Today we’ll learn about the origins of BAWK & ROLL, the challenges and opportunities of a sequel, and what’s new with Marge, Lola, and Elvis Poultry.
Rob: When did you know there would be a sequel to Chicken Dance?
Tammi: I am not exactly sure when it was decided that a Chicken Dance sequel was a go. I do remember asking Dan if he'd be interested in a sequel. Once he said yes, I brought up the possibility with my editor. She was all for a sequel. From that point, I started brainstorming story possibilities. Before I wrote a single word, though, I knew one thing for sure. This book was going to be called Bawk & Roll.
Dan: Tammi had told me she was writing a sequel when we discovered how well the first Chicken Dance was selling upon release, so I knew it was only a matter of time before the publisher was going to give me a call.
Rob: Since you have experienced great success with Chicken Dance, what did you do to make sure the sequel would be just as special? Did you collaborate from the beginning? Did you brainstorm? Gives us the low down!
Tammi: Dan and I didn't collaborate on the manuscript. I knew I wanted this book to have the same energy and over the top kind of word play of Chicken Dance. I also knew I wanted to leave plenty of room for Dan's genius.
Dan: Tammi wrote the story. I was completely hands off because I was busy with other projects, but I trust her sense of humor and I’m really good at responding to her text with illustrations. It’s Tammi’s story, it’s really up to her to tell the story. I just try to make it pretty. I do actually feel that after the years that passed I had an opportunity to refine and improve my art style and I feel the art in Bawk & Roll is much more solid.
Rob: From each of your perspectives, what are the greatest challenges of a sequel? The greatest benefits/opportunities? How was the work on the sequel different than the work on the original book?

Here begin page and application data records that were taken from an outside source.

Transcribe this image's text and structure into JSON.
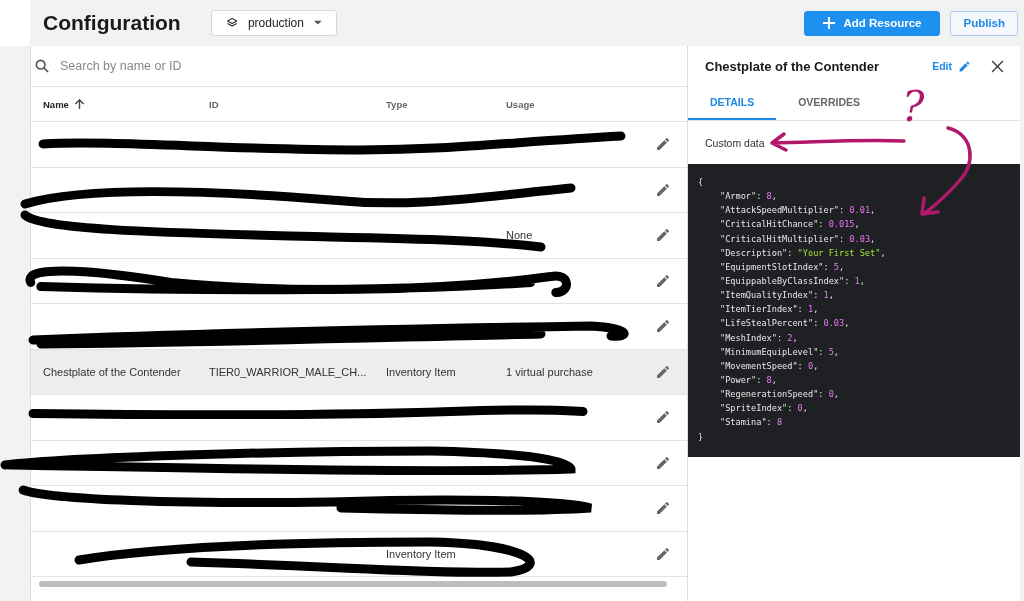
{
  "header": {
    "title": "Configuration",
    "environment": "production",
    "buttons": [
      {
        "label": "Add Resource",
        "kind": "primary"
      },
      {
        "label": "Publish",
        "kind": "outline"
      }
    ]
  },
  "search": {
    "placeholder": "Search by name or ID"
  },
  "table": {
    "columns": [
      {
        "label": "Name",
        "sorted": true
      },
      {
        "label": "ID",
        "sorted": false
      },
      {
        "label": "Type",
        "sorted": false
      },
      {
        "label": "Usage",
        "sorted": false
      }
    ],
    "rows": [
      {
        "redacted": true,
        "selected": false
      },
      {
        "redacted": true,
        "selected": false
      },
      {
        "redacted": true,
        "selected": false,
        "usage": "None"
      },
      {
        "redacted": true,
        "selected": false
      },
      {
        "redacted": true,
        "selected": false
      },
      {
        "redacted": false,
        "selected": true,
        "name": "Chestplate of the Contender",
        "id": "TIER0_WARRIOR_MALE_CH...",
        "type": "Inventory Item",
        "usage": "1 virtual purchase"
      },
      {
        "redacted": true,
        "selected": false
      },
      {
        "redacted": true,
        "selected": false
      },
      {
        "redacted": true,
        "selected": false
      },
      {
        "redacted": true,
        "selected": false,
        "type": "Inventory Item"
      }
    ]
  },
  "detail": {
    "title": "Chestplate of the Contender",
    "edit": "Edit",
    "tabs": [
      {
        "label": "DETAILS",
        "selected": true
      },
      {
        "label": "OVERRIDES",
        "selected": false
      }
    ],
    "section_label": "Custom data",
    "code": {
      "open": "{",
      "close": "}",
      "entries": [
        {
          "key": "\"Armor\": ",
          "value": "8",
          "kind": "number",
          "tail": ","
        },
        {
          "key": "\"AttackSpeedMultiplier\": ",
          "value": "0.01",
          "kind": "number",
          "tail": ","
        },
        {
          "key": "\"CriticalHitChance\": ",
          "value": "0.015",
          "kind": "number",
          "tail": ","
        },
        {
          "key": "\"CriticalHitMultiplier\": ",
          "value": "0.03",
          "kind": "number",
          "tail": ","
        },
        {
          "key": "\"Description\": ",
          "value": "\"Your First Set\"",
          "kind": "string",
          "tail": ","
        },
        {
          "key": "\"EquipmentSlotIndex\": ",
          "value": "5",
          "kind": "number",
          "tail": ","
        },
        {
          "key": "\"EquippableByClassIndex\": ",
          "value": "1",
          "kind": "number",
          "tail": ","
        },
        {
          "key": "\"ItemQualityIndex\": ",
          "value": "1",
          "kind": "number",
          "tail": ","
        },
        {
          "key": "\"ItemTierIndex\": ",
          "value": "1",
          "kind": "number",
          "tail": ","
        },
        {
          "key": "\"LifeStealPercent\": ",
          "value": "0.03",
          "kind": "number",
          "tail": ","
        },
        {
          "key": "\"MeshIndex\": ",
          "value": "2",
          "kind": "number",
          "tail": ","
        },
        {
          "key": "\"MinimumEquipLevel\": ",
          "value": "5",
          "kind": "number",
          "tail": ","
        },
        {
          "key": "\"MovementSpeed\": ",
          "value": "0",
          "kind": "number",
          "tail": ","
        },
        {
          "key": "\"Power\": ",
          "value": "8",
          "kind": "number",
          "tail": ","
        },
        {
          "key": "\"RegenerationSpeed\": ",
          "value": "0",
          "kind": "number",
          "tail": ","
        },
        {
          "key": "\"SpriteIndex\": ",
          "value": "0",
          "kind": "number",
          "tail": ","
        },
        {
          "key": "\"Stamina\": ",
          "value": "8",
          "kind": "number"
        }
      ]
    }
  },
  "annotation": {
    "mark": "?"
  }
}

Tammi: The biggest challenge for me was coming up with a storyline that was different from Chicken Dance yet held true to the characters. The greatest benefit for me was having the opportunity to revisit the off-the-wall world of Marge and Lola. It may sound weird, but it felt a little like returning to the familiarity of old friends. Yes, I realize they are fictional chickens. But still. Don't judge me.
Dan: The biggest challenge is trying to make the public embrace this book with as much enthusiasm as the first. I’ve done many sequels in the past and I find that it’s difficult to convince people that what you’re creating is worthy of the first. At the same time it’s a benefit because you’ve already got a successful book out there so it’s not as hard to familiarize everyone with it. The work on the sequel, on my end at least, has been a little easier. The publisher became much more comfortable with my design abilities after the first book that they were very open to my approach to the second, while at the same time, I’ve developed much more as a competent designer and my work is much more solid.
Rob: What do you love about Bawk & Roll? Any secrets in the manuscript or illustrations that you can tell us? (Like the clever chicken shadow on the poster in Chicken Dance.) What makes you chuckle, smile, or laugh out aloud about the book?
Tammi: I loooove that Dan made Elvis Poultry a bit of a diva. The King of Bawk & Roll has a stylist, a masseuse, and a beverage-toting pig at his disposal.
Dan: The book covers for both Chicken Dance and Bawk & Roll are easily my favorite covers that I have done in my career so far. The author/illustrator photos are also my favorites. I remember Tammi making one comment about how I made Elvis Poultry a total prima donna. There is a scene in Bawk & Roll where he is sun tanning on the roof of the tour bus and a pig it holding an umbrella over his iced tea. I just imagined a rock star (especially one who would be a sequin jumpsuit wearing rooster) to have a very “cocky” attitude. I will also say after these last two books (especially Bawk & Roll) that I am completely sick and tired of drawing cows.
Rob: What are your plans for marketing Bawk & Roll? Any collaborative efforts? A trailer? Conference appearances? Song and dance videos?
Dan: I was hoping to make a quick spoof video with my chicken puppet to promote the book. I don’t want to spoil the spoof, but I think Ryan Gosseling fans would get a good kick out of it. We’ll see if I have time. I think I should.
Coming tomorrow: Shaking Their Tail Feathers: What’s Next for Tammi and Dan?